Another question claimed council was abusing its power and complained about a top-heavy structure of governance where more managers are employed than workers.

Filipuzzi responded that council has mechanisms in place to deal with an abuse of power.

“I think if this council, or any other council in any other community, had reason to believe there was an abuse of power that they would deal with it in an appropriate manner,” he said.

“Lines of communication are there,” added Glen Girhiny. “They’re open. There’s nothing being hidden.”

Sygutek said the municipality is top-heavy compared to surrounding communities because of a legitimate need for more management.

She pointed out that Crowsnest Pass has a larger population than Pincher Creek and more land and infrastructure to maintain.

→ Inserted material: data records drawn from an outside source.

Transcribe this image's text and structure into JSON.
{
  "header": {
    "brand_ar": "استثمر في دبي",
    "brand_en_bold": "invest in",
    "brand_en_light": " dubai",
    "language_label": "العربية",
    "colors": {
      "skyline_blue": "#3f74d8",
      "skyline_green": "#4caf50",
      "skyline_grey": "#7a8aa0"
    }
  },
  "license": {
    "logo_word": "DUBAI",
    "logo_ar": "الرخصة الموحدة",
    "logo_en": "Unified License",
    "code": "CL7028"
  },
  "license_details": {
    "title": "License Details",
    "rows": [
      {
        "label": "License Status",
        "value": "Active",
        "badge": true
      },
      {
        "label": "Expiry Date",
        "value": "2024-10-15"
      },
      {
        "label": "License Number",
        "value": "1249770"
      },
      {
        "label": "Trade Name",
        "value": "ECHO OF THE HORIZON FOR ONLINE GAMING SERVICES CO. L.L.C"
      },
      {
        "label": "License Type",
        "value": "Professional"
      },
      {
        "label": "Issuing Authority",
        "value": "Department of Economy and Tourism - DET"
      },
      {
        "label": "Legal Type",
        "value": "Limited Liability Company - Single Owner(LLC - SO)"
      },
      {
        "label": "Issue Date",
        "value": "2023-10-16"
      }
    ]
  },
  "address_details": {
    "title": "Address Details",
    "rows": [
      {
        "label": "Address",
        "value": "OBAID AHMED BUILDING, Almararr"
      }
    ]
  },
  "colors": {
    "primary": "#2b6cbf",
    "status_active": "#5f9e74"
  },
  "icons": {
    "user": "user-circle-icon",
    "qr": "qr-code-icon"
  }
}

Pincher Creek, she added, has fewer workers within its municipality, with 69 employees compared to 220 in Crowsnest Pass. She said the ratio of employees to managers works out to about the same between the communities when the difference in size is factored in, with one manager for every 10 employees in Pincher Creek and one for every 20 in Crowsnest Pass.

Council transparency

Marlene Anctil, a current councillor who has chosen not to seek re-election, directed a question to Vicki Kubik about her involvement with the Ratepayers Association, a group known to request total council transparency. She asked Kubik what her views were on in-camera sessions pertaining to legal, labour and land issues.

Kubik said she’s a member of the Taxpayers Association of the Crowsnest Pass, not the Ratepayers Association, but added that she understands the need for some sessions to remain confidential.

“As a registered nurse, confidentiality is of the utmost importance and is just an underlying tenet of all of my interactions,” she said.

More information

Candidate profiles were published in the Oct. 6 issue of Shootin’ the Breeze and can be viewed online at The forum recording isn’t available but additional questions asked of candidates can be viewed at

Election day is Monday, Oct. 18.